◆ **Exercise directions**: Reproduce all of the data below without alteration; exclude every picture.

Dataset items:

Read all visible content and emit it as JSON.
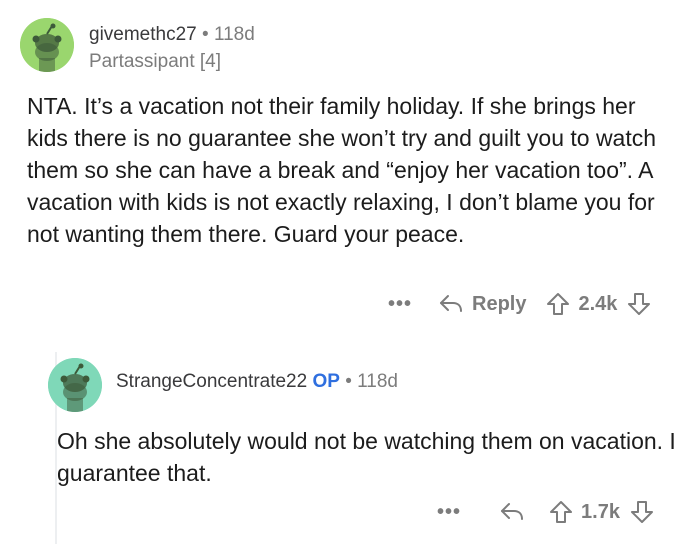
{
  "comment1": {
    "username": "givemethc27",
    "separator": "•",
    "time": "118d",
    "flair": "Partassipant [4]",
    "body": "NTA. It’s a vacation not their family holiday. If she brings her kids there is no guarantee she won’t try and guilt you to watch them so she can have a break and “enjoy her vacation too”. A vacation with kids is not exactly relaxing, I don’t blame you for not wanting them there. Guard your peace.",
    "more": "•••",
    "reply_label": "Reply",
    "score": "2.4k"
  },
  "comment2": {
    "username": "StrangeConcentrate22",
    "op_badge": "OP",
    "separator": "•",
    "time": "118d",
    "body": "Oh she absolutely would not be watching them on vacation. I guarantee that.",
    "more": "•••",
    "score": "1.7k"
  },
  "colors": {
    "avatar1": "#9ad66e",
    "avatar2": "#7fd8b8",
    "op_badge": "#2f6fdf",
    "meta": "#7c7c7c"
  },
  "icons": [
    "snoo-avatar-icon",
    "more-icon",
    "reply-arrow-icon",
    "upvote-arrow-icon",
    "downvote-arrow-icon"
  ]
}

◆ **Finished task**:
Read all visible content and emit it as JSON.
{
  "comment1": {
    "username": "givemethc27",
    "separator": "•",
    "time": "118d",
    "flair": "Partassipant [4]",
    "body": "NTA. It’s a vacation not their family holiday. If she brings her kids there is no guarantee she won’t try and guilt you to watch them so she can have a break and “enjoy her vacation too”. A vacation with kids is not exactly relaxing, I don’t blame you for not wanting them there. Guard your peace.",
    "more": "•••",
    "reply_label": "Reply",
    "score": "2.4k"
  },
  "comment2": {
    "username": "StrangeConcentrate22",
    "op_badge": "OP",
    "separator": "•",
    "time": "118d",
    "body": "Oh she absolutely would not be watching them on vacation. I guarantee that.",
    "more": "•••",
    "score": "1.7k"
  },
  "colors": {
    "avatar1": "#9ad66e",
    "avatar2": "#7fd8b8",
    "op_badge": "#2f6fdf",
    "meta": "#7c7c7c"
  },
  "icons": [
    "snoo-avatar-icon",
    "more-icon",
    "reply-arrow-icon",
    "upvote-arrow-icon",
    "downvote-arrow-icon"
  ]
}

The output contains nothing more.